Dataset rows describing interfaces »
---*---
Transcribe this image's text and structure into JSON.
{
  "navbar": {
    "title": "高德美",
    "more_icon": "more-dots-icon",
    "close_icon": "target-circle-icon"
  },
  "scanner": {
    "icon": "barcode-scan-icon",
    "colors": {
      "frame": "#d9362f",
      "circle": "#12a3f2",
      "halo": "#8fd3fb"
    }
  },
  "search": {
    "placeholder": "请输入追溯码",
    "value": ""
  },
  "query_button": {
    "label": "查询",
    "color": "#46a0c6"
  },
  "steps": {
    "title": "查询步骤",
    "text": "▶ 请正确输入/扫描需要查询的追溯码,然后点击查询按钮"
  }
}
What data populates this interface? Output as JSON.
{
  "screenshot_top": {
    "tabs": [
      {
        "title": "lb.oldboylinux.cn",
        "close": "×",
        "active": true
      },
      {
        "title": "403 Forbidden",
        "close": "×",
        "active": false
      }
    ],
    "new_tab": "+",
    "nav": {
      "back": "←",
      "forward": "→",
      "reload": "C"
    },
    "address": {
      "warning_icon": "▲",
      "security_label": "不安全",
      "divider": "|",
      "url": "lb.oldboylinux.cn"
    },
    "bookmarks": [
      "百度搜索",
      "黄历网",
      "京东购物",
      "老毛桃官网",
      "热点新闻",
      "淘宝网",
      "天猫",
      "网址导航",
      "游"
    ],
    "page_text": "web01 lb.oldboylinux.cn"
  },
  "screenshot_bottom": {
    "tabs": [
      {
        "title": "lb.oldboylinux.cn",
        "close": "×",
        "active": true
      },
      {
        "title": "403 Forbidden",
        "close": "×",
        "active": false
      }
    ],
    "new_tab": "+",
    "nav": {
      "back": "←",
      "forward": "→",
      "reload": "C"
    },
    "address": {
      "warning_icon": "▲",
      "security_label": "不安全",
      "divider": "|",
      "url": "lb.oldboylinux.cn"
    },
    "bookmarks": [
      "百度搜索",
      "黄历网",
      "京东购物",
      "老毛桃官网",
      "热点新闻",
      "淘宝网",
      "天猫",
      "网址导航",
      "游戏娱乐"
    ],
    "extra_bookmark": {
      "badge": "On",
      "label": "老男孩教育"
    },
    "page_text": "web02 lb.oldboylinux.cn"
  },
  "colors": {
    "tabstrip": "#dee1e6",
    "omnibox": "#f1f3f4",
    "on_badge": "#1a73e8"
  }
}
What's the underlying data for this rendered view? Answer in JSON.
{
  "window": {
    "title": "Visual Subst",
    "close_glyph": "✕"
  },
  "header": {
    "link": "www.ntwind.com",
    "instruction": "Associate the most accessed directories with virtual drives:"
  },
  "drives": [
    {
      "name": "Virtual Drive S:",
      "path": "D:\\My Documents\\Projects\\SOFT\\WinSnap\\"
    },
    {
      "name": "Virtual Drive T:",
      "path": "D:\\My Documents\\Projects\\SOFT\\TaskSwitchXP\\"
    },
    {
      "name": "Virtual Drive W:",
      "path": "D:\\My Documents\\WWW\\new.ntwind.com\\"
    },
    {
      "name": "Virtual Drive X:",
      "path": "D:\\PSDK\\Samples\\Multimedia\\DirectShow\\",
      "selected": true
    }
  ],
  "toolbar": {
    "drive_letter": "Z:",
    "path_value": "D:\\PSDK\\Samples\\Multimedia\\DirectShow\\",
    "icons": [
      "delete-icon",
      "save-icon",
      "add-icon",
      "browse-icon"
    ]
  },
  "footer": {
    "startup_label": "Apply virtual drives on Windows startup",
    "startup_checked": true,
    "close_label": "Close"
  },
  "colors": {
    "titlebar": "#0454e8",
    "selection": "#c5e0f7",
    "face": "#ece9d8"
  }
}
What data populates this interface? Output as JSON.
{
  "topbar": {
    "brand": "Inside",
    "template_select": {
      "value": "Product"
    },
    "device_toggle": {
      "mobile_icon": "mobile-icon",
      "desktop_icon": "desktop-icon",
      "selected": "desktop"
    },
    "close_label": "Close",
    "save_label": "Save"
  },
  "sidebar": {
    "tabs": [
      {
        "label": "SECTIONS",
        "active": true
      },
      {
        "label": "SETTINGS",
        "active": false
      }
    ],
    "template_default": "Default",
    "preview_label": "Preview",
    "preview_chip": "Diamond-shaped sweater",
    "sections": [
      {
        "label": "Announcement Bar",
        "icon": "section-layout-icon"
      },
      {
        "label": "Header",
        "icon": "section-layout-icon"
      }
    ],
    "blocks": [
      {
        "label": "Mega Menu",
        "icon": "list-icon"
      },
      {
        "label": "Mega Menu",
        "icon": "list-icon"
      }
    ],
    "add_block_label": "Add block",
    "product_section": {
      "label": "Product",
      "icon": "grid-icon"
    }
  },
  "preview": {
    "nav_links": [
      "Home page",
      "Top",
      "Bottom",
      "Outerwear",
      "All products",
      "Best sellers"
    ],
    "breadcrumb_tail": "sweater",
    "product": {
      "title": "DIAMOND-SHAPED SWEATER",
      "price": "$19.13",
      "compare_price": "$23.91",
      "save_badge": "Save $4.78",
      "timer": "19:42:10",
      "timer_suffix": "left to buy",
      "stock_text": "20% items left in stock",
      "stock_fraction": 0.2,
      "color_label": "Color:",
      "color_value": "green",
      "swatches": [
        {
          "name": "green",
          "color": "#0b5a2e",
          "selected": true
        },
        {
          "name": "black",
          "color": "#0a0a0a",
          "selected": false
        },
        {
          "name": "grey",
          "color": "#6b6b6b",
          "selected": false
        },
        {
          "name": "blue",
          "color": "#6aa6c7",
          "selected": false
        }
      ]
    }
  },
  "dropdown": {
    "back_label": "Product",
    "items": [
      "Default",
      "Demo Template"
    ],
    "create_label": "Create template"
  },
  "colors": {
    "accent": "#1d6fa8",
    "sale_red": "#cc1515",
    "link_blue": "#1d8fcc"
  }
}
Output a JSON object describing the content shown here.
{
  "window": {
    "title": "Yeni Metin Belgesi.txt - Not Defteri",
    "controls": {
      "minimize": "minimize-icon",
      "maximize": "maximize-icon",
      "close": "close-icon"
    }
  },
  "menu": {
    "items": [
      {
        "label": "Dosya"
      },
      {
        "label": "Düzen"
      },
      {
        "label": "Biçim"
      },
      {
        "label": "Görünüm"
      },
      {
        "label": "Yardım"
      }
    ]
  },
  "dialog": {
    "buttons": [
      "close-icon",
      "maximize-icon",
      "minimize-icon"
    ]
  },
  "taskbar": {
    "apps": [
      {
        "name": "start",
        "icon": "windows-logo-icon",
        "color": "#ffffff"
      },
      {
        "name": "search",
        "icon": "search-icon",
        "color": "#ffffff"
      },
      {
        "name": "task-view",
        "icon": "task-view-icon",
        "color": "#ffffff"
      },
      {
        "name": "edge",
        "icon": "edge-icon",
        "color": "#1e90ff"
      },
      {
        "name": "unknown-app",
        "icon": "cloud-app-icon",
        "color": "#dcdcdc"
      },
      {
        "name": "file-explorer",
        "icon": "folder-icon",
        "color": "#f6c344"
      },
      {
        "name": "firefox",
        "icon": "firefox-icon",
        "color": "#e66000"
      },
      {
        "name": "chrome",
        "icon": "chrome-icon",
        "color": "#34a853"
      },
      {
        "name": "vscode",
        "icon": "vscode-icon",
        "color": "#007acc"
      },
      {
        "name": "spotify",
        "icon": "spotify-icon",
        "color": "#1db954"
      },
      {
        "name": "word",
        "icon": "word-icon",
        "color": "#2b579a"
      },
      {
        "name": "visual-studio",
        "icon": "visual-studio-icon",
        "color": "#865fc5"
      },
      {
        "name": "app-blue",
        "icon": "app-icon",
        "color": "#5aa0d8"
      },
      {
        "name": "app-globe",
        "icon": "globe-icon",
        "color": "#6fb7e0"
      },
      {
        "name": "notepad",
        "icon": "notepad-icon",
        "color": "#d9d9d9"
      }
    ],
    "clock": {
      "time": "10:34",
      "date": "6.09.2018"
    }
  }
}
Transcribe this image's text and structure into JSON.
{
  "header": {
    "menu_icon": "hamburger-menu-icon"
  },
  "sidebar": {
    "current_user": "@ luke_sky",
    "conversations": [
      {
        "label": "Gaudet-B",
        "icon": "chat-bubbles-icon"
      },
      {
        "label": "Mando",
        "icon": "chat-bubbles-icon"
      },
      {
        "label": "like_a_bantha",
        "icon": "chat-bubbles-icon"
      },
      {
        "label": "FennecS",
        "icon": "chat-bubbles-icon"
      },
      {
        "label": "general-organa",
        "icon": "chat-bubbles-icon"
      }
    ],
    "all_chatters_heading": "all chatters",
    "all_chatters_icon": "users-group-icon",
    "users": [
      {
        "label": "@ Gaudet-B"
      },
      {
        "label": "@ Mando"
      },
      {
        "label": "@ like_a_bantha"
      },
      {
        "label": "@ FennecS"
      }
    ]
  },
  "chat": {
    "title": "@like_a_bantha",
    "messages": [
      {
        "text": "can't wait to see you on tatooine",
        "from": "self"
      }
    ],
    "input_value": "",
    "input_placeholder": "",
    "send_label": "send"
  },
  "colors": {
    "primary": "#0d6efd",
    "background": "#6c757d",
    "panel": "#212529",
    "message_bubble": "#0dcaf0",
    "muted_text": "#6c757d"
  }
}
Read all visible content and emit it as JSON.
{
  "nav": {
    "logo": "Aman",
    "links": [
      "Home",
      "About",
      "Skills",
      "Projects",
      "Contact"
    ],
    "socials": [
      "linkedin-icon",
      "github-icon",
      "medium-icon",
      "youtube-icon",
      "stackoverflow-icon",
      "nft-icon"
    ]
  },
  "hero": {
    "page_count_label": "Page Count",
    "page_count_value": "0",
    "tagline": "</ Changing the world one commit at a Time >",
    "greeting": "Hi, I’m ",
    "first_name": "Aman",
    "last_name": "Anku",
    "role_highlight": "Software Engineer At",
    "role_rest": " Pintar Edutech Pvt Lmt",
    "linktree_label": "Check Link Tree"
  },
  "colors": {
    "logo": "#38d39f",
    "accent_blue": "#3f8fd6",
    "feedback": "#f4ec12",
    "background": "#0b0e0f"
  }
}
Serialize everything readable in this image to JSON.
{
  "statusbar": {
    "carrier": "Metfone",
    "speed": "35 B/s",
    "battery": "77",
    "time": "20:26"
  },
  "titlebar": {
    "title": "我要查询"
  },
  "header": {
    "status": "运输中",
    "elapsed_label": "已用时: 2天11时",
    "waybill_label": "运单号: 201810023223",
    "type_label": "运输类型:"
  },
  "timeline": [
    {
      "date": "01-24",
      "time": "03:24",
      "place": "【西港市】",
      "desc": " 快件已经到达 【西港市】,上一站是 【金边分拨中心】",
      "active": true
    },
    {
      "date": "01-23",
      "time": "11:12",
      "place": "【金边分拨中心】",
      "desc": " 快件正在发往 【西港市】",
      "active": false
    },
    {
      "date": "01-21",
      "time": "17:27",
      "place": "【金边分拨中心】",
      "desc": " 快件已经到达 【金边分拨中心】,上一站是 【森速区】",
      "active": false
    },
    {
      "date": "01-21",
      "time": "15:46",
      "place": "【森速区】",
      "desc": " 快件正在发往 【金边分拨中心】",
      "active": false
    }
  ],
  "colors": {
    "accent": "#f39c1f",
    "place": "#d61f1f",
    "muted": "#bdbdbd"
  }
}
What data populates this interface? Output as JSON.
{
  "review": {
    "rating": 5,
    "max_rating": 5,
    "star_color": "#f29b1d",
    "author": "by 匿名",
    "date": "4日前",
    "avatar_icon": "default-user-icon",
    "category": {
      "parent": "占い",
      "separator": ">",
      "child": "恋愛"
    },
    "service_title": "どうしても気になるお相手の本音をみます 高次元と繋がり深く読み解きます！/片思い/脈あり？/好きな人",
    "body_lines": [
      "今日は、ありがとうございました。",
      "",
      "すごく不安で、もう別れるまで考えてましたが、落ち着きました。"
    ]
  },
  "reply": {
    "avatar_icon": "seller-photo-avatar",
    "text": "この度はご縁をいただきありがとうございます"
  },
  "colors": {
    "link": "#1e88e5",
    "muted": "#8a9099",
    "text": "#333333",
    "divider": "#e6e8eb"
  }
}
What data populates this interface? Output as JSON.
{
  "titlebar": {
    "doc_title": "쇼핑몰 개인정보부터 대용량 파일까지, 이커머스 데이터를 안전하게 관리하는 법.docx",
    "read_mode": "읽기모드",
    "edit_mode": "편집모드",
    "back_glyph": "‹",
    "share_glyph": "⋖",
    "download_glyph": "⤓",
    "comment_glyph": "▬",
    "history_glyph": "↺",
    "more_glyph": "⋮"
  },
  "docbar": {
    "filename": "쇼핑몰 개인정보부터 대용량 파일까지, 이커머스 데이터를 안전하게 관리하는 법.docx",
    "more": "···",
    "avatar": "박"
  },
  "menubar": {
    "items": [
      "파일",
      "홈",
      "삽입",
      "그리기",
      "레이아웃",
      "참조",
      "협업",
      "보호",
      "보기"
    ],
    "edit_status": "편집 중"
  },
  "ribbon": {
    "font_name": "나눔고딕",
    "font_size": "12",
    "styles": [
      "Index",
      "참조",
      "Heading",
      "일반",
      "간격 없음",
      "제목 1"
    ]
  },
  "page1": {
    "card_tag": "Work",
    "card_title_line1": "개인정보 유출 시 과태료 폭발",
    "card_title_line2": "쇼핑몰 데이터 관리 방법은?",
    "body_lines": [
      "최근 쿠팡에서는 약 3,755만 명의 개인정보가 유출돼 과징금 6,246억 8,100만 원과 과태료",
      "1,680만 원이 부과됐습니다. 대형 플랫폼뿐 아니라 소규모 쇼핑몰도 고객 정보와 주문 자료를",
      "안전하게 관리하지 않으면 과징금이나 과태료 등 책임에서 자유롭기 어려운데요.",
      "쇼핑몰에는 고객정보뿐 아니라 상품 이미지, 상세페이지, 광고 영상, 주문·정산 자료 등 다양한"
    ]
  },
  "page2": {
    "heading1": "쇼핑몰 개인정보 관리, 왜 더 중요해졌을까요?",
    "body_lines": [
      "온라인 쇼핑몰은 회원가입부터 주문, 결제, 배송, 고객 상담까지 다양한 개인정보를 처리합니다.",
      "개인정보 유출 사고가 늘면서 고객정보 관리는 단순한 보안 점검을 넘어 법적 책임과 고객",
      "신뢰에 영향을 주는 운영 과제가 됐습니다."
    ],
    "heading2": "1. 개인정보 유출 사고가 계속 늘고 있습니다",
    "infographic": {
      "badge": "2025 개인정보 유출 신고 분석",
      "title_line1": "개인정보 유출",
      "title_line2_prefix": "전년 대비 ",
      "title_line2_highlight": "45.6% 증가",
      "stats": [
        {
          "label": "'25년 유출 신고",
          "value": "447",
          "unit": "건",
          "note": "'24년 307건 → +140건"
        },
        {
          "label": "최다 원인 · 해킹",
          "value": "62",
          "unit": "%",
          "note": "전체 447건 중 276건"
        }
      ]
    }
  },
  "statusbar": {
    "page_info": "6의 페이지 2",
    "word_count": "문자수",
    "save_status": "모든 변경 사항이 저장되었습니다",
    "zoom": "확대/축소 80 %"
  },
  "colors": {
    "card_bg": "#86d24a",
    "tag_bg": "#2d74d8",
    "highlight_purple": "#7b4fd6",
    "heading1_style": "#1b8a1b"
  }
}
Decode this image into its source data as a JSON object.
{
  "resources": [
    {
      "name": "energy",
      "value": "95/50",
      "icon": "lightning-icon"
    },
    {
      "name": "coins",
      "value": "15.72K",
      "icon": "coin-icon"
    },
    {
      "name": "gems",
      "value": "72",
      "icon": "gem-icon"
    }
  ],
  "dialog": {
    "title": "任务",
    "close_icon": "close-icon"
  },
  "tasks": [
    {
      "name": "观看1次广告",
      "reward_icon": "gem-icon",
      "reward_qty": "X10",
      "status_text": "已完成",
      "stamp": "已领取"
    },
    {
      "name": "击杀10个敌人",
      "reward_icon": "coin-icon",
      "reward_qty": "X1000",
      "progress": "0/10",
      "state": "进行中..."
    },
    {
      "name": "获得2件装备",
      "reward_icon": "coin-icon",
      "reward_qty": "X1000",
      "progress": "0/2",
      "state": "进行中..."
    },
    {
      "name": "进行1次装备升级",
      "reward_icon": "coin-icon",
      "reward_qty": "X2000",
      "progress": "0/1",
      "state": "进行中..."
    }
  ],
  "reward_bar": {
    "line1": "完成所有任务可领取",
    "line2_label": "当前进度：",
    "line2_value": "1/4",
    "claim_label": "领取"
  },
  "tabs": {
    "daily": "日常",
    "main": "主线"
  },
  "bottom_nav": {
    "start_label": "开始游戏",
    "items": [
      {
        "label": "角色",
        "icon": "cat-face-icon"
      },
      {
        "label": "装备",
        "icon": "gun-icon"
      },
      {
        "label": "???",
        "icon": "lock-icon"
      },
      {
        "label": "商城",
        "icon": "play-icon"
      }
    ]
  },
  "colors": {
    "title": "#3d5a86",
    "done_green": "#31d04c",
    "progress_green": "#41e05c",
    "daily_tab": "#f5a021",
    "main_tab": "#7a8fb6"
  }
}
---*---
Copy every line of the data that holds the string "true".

Final answer »
        "active": true
        "active": true
      "selected": true
    "startup_checked": true,
        "active": true
          "selected": true
      "active": true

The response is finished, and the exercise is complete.